“Gracie? Her type’s always expendable. Like the girls that go to L.A. to become movie stars. Most of them end up hookers, beaten up by their pimps and their johns, dying from bad needles and God knows what diseases. Gracie died in Portland. Saved her the drive to Hollywood.” Ollie looked at the floor. “Yeah. I feel bad for her too.”

Answer from Stephanie Anderson, EPM staff:

I appreciate your sensitivity and desire to honor Jesus with the things you read and listen to. That’s a wonderful goal, in keeping with Philippians 4:8, which says, “Finally, brothers, whatever is true, whatever is honorable, whatever is just, whatever is pure, whatever is lovely, whatever is commendable, if there is any excellence, if there is anything worthy of praise, think about these things.”

As you noted in your email, the characters in Randy’s books that use this language like “Oh my God,” which doesn’t revere Him as the Holy God, are non-Christians. Randy absolutely agrees that as believers, we should be set apart by our use of language, and by honoring God’s name and character through our words and actions. (See this article from John Piper about how we take God’s name in vain—which includes the use of such terms as “Oh my God” but also goes far, far beyond it.)

The challenge of how to portray realistic characters, without using unnecessary language (like curse words) and scenes which would cause temptation, unnecessarily offend, or lead readers into sin, is a very real one for a Christian author like Randy. He wants to realistically show that people are very lost without Jesus, and far from understanding who God really is. He also wants to have a book be believable.

If you’ve ever tried to read a book that comes across as naive and unbelievable, then you can probably understand that concern. It’s hard to keep reading when you know a book isn’t well researched, and the author clearly has no idea what they’re actually writing about. As a reader, it’s almost impossible to take the book seriously.

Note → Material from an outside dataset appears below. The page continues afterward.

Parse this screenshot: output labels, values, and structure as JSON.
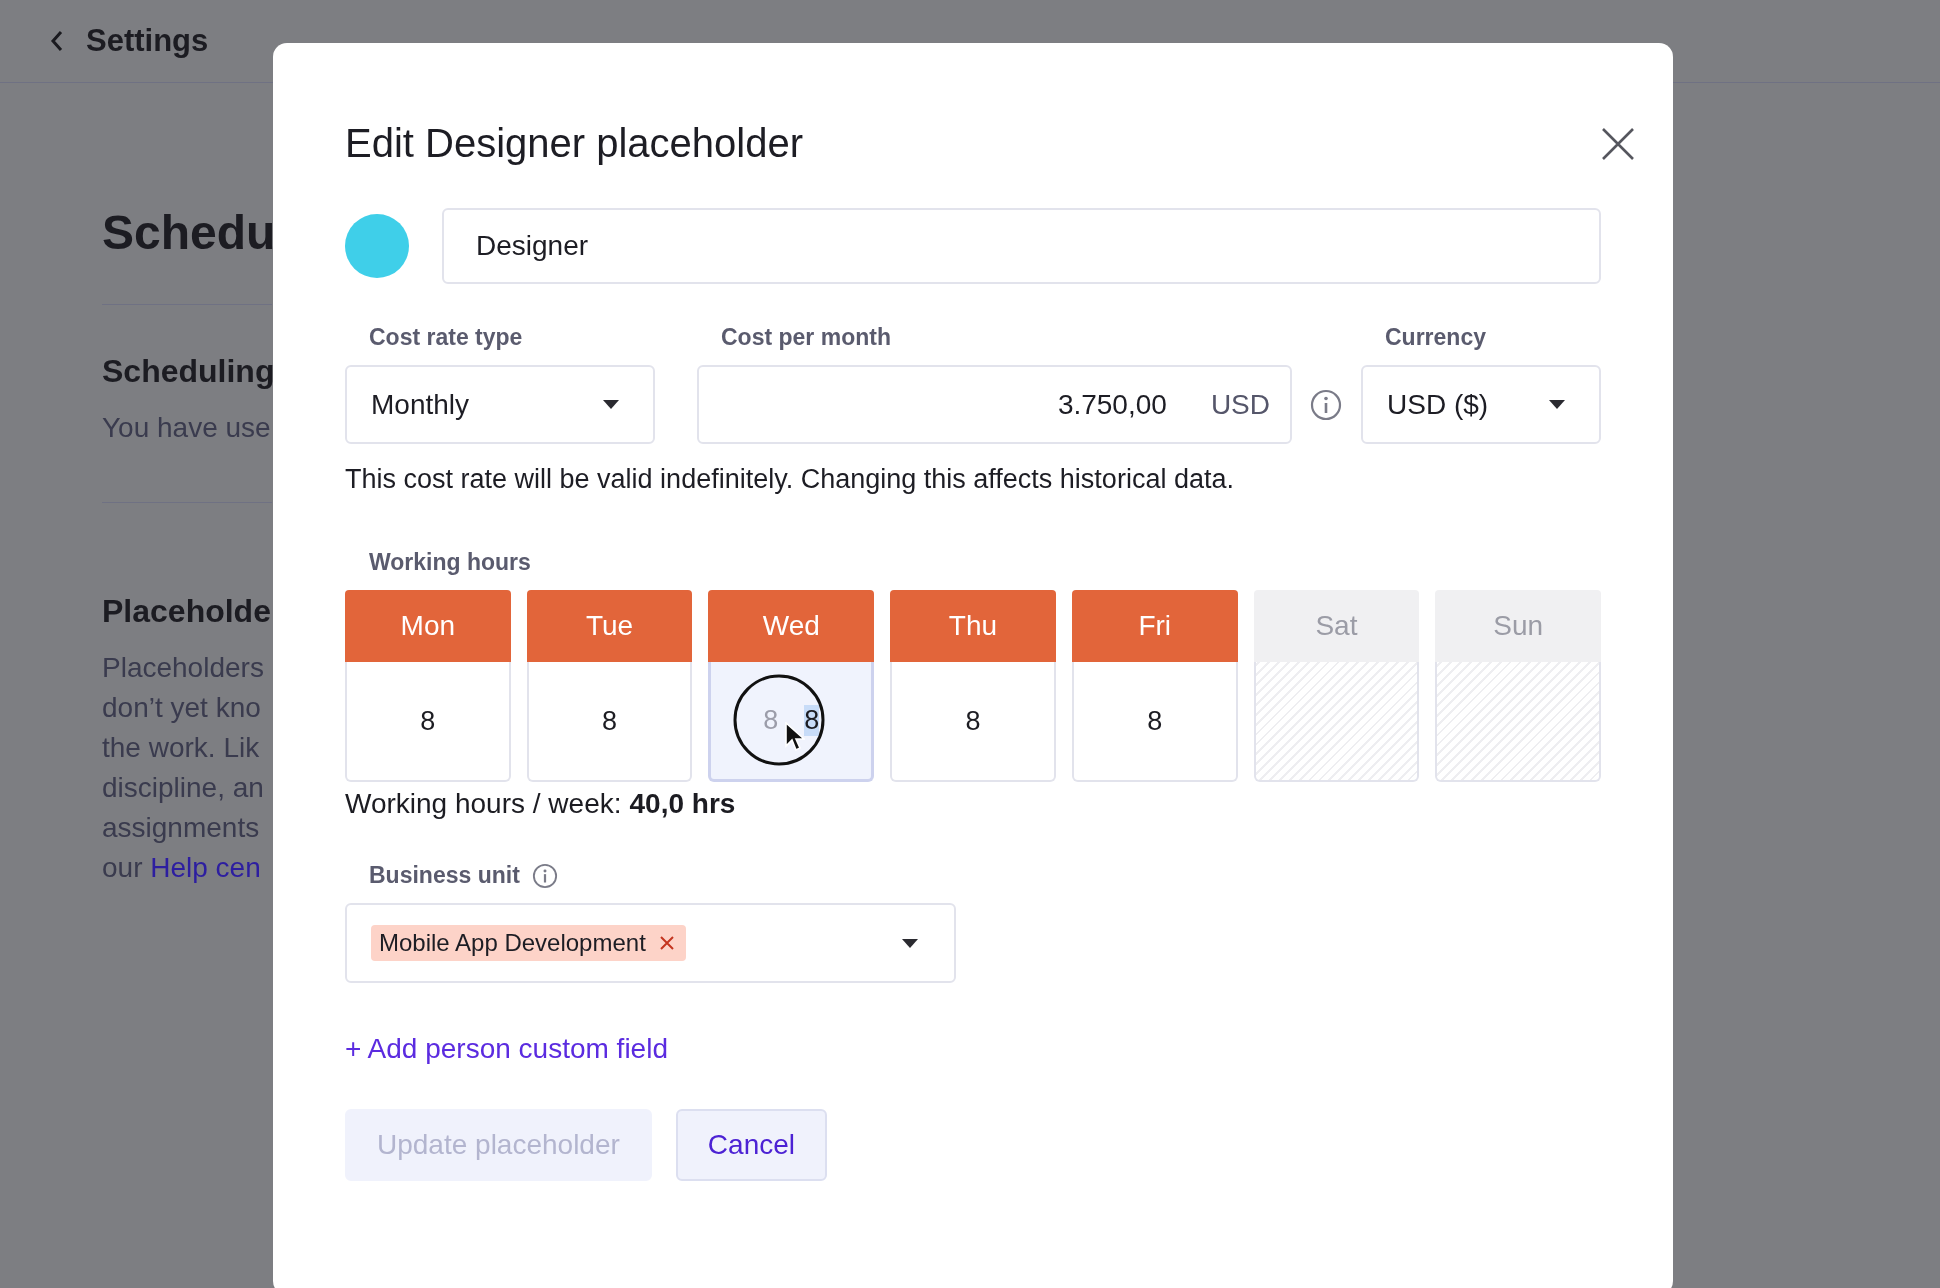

Therefore, as I’m sure you know from reading his novels, people are depicted as doing drugs, having sex outside marriage, getting an abortion, being racist, committing violent acts, and other crimes against others, etc. All these things break God’s commandments and laws. (One area where Randy struggled with this was whether to include the word “nigger” in his novel Dominion. He writes, “I made the difficult decision to actually include the word, because most every black person has been called that name, and it’s continuously used on the streets.”)

In his writing and research, Randy felt that including those lines, as well as other realistic things that unbelievers do, portrays someone’s distance from God, and was worthy of inclusion. He’s not saying that we should emulate that language or use it. We should be offended by it, just as we are offended by the other sins depicted in the books. Hopefully, through Randy’s writing, it is clear what is sin, and we see it for what it is—awful, separating us from God, leading only to unhappiness and misery.

I noted that some of the quotes you shared are where characters say, “God only knows…” I did want to share a different perspective on those quotes. Surely, if we can’t say that about God, we can’t say anything about Him. For example, someone might say, “God knows I love this church, but my heart is still broken.” In that case, it’s affirming the omniscience of God. Certainly, it’s possible for someone to use that wording in a sarcastic or otherwise inappropriate way, but that wasn’t Randy’s intent when he had his characters make those statements. 

Bottom line, if you are tempted to refer to God in disrespectful ways after listening to Randy’s books, then I would certainly never encourage you to keep listening. But if you are able to keep in perspective why Randy included those lines, and see what is being portrayed as sin vs. what is being encouraged as righteous, then I think there might well be a place to keep listening and reading. (And we hope that might be the case!) But either way, keep seeking Jesus and being sensitive to the Holy Spirit’s leading in your life.

We wish you all the best as you follow Him.

Stephanie Anderson is the communications and graphics specialist at Eternal Perspective Ministries.